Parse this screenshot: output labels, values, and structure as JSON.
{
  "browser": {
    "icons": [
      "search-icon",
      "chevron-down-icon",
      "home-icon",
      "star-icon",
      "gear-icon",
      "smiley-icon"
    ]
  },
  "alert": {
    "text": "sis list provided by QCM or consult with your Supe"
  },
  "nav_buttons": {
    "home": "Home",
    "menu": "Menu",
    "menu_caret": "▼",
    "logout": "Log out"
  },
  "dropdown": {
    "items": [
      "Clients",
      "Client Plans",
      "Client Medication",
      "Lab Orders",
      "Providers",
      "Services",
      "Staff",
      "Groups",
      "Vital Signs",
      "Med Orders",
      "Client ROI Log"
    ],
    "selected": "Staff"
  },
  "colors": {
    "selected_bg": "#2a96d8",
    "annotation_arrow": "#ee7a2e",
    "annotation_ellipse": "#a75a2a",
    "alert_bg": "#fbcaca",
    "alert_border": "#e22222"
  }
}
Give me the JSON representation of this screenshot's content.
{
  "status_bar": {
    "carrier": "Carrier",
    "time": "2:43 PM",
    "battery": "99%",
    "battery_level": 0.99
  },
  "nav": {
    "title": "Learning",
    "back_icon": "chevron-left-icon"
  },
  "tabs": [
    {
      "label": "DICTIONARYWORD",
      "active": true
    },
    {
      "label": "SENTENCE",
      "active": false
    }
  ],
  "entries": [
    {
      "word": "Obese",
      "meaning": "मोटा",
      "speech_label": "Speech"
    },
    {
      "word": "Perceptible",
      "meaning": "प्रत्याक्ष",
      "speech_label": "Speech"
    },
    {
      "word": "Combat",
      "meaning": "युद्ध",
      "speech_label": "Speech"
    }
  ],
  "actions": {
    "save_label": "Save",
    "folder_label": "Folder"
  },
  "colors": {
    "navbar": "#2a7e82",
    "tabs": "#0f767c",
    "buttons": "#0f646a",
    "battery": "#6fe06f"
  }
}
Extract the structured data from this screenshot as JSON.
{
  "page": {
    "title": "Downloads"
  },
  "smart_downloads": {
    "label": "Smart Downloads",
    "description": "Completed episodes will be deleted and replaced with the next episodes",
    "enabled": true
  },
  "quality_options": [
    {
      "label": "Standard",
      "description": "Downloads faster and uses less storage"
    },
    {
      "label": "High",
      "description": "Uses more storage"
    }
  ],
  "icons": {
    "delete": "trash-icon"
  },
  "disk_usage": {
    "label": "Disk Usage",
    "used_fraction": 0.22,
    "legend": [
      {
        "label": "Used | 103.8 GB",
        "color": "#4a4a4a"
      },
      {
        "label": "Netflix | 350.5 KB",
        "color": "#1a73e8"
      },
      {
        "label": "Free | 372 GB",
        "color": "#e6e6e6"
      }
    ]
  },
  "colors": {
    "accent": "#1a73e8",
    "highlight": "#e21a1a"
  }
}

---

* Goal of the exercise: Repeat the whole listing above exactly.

* Written solution:
Parse this screenshot: output labels, values, and structure as JSON.
{
  "browser": {
    "icons": [
      "search-icon",
      "chevron-down-icon",
      "home-icon",
      "star-icon",
      "gear-icon",
      "smiley-icon"
    ]
  },
  "alert": {
    "text": "sis list provided by QCM or consult with your Supe"
  },
  "nav_buttons": {
    "home": "Home",
    "menu": "Menu",
    "menu_caret": "▼",
    "logout": "Log out"
  },
  "dropdown": {
    "items": [
      "Clients",
      "Client Plans",
      "Client Medication",
      "Lab Orders",
      "Providers",
      "Services",
      "Staff",
      "Groups",
      "Vital Signs",
      "Med Orders",
      "Client ROI Log"
    ],
    "selected": "Staff"
  },
  "colors": {
    "selected_bg": "#2a96d8",
    "annotation_arrow": "#ee7a2e",
    "annotation_ellipse": "#a75a2a",
    "alert_bg": "#fbcaca",
    "alert_border": "#e22222"
  }
}
Give me the JSON representation of this screenshot's content.
{
  "status_bar": {
    "carrier": "Carrier",
    "time": "2:43 PM",
    "battery": "99%",
    "battery_level": 0.99
  },
  "nav": {
    "title": "Learning",
    "back_icon": "chevron-left-icon"
  },
  "tabs": [
    {
      "label": "DICTIONARYWORD",
      "active": true
    },
    {
      "label": "SENTENCE",
      "active": false
    }
  ],
  "entries": [
    {
      "word": "Obese",
      "meaning": "मोटा",
      "speech_label": "Speech"
    },
    {
      "word": "Perceptible",
      "meaning": "प्रत्याक्ष",
      "speech_label": "Speech"
    },
    {
      "word": "Combat",
      "meaning": "युद्ध",
      "speech_label": "Speech"
    }
  ],
  "actions": {
    "save_label": "Save",
    "folder_label": "Folder"
  },
  "colors": {
    "navbar": "#2a7e82",
    "tabs": "#0f767c",
    "buttons": "#0f646a",
    "battery": "#6fe06f"
  }
}
Extract the structured data from this screenshot as JSON.
{
  "page": {
    "title": "Downloads"
  },
  "smart_downloads": {
    "label": "Smart Downloads",
    "description": "Completed episodes will be deleted and replaced with the next episodes",
    "enabled": true
  },
  "quality_options": [
    {
      "label": "Standard",
      "description": "Downloads faster and uses less storage"
    },
    {
      "label": "High",
      "description": "Uses more storage"
    }
  ],
  "icons": {
    "delete": "trash-icon"
  },
  "disk_usage": {
    "label": "Disk Usage",
    "used_fraction": 0.22,
    "legend": [
      {
        "label": "Used | 103.8 GB",
        "color": "#4a4a4a"
      },
      {
        "label": "Netflix | 350.5 KB",
        "color": "#1a73e8"
      },
      {
        "label": "Free | 372 GB",
        "color": "#e6e6e6"
      }
    ]
  },
  "colors": {
    "accent": "#1a73e8",
    "highlight": "#e21a1a"
  }
}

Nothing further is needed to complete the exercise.